As a Finder, Jaeger is always searching for something: objects, people, answers. A wanderer by both inclination and necessity, he has nevertheless forged a few close, complicated relationships over the years and when chance allows or intuition compels, he retraces his footsteps through the barren Badlands back to the densely layered city of Anvard and the small handful of familiar faces it shelters. One belongs to Emma Grosvenor, in whose chaotic home he finds a kind of acceptance, though not all of her children are equally enamored of their flighty mother’s vagrant “boyfriend.” Another is that of Emma’s estranged husband, Brigham, whose long history with Jaeger makes it impossible for the latter to abandon him, despite the man’s dangerously faulty grasp of reality. As the damaged family’s situation deteriorates, Jaeger struggles to understand how best to help his friends and balance his conflicting responsibilities even as he wrestles with his own personal insecurities and identity issues.

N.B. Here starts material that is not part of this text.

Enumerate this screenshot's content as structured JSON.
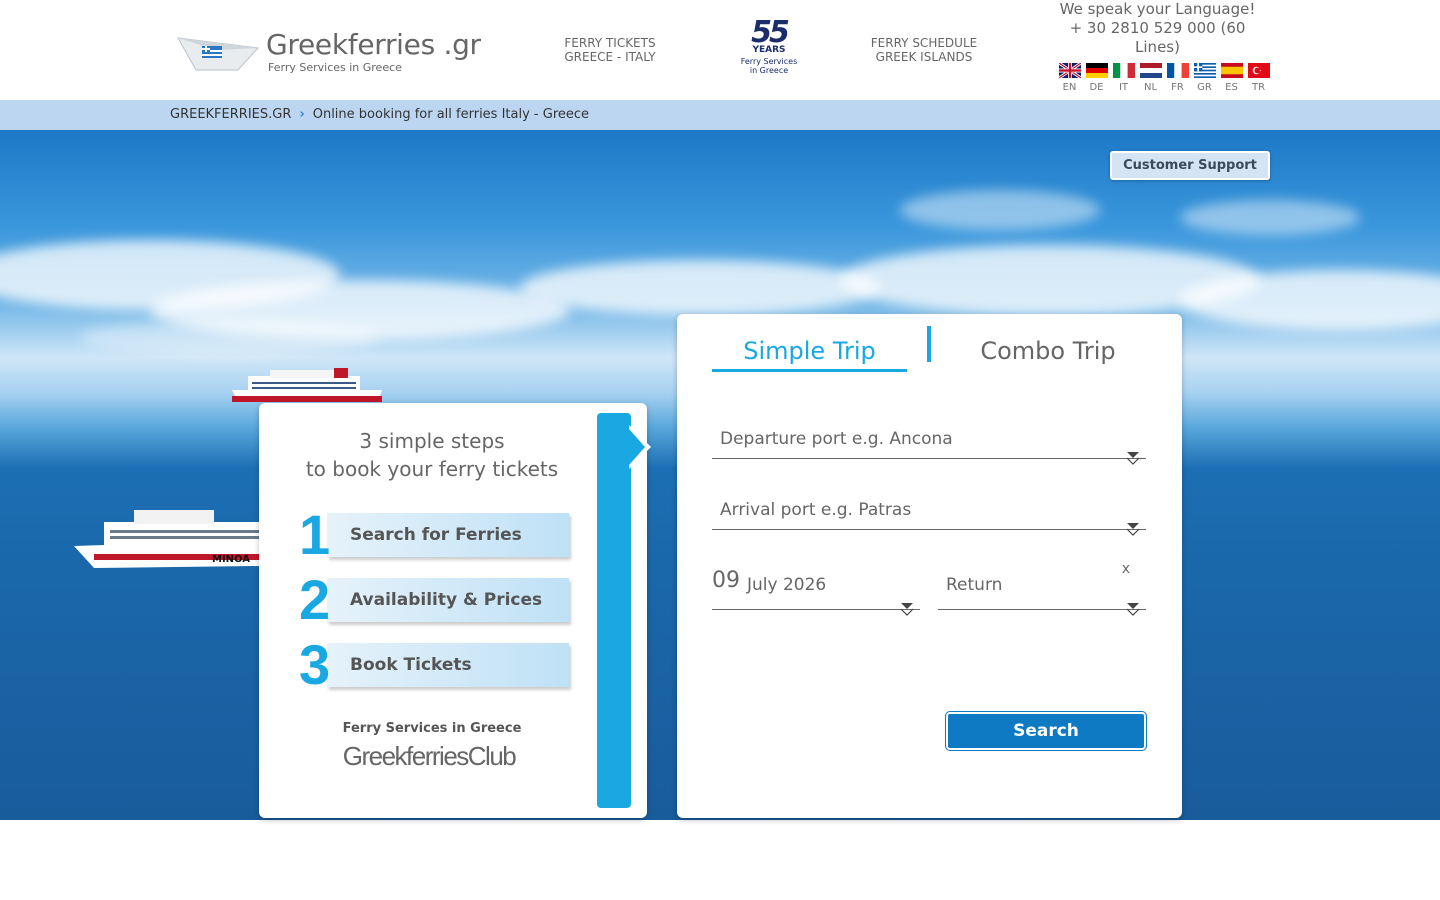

With its crumbling domed cities no one remembers building, ubiquitous reality-saturated media, and references to the likes of Pop Tarts and the Goblin King, the incredibly rich, complex world of Finder is one both eerily like and yet clearly removed from our own. Presumably set some centuries into the future, its populace has somehow amassed and assimilated a treasure trove of context-less pop culture references from the past. The result is an alien yet familiar environment defined by clan and class and filled with a hodge-podge assortment of peoples displaying varying levels of tolerance for technology, divergence, and each other. Unfortunately for Jaeger, that limited tolerance rarely extends to outcasts such as himself.
An organic mix of cartoonishness and realism, boldness and nuance, raw beauty and unvarnished ugliness, McNeil’s articulate, visual storytelling proves an ideal fit for her complex setting, sympathetically flawed characters, and thoughtful, frank explorations of gender, race, sex, puberty, family, society, identity, creativity, memory, morality, consumerism, and more. That she manages to incorporate so many themes without diminishing the integrity of her work is a testament to her skill. And that she makes you want to revisit it all time and again is another.
With little exposition and so much to take in here, you may feel a little lost at first; but trust the author to make it all make as much sense as it needs to, when it needs to, and you’ll be fine. By the time you reach the illuminating and entertaining end notes, you’ll find you’ve absorbed and understood far more than you realized and that lingering over the detailed panels to piece things together for yourself has been an integral part of the pleasure.
Smart, involving, and unique, Finder is a heady, imaginative blend of sci-fi, fantasy, and social commentary for mature readers. This first collected volume from the Eisner Award-winning indie series (and occasional webcomic) includes the stories “Sin-Eater,” “King of Cats,” and “Talisman,” (a.k.a. Finder #1-#22 of the original run), along with an introduction by Douglas Wolk, end notes, and a color cover-art gallery.
The Finder Library: Volume 1
by Carla Speed McNeil
Dark Horse, 2011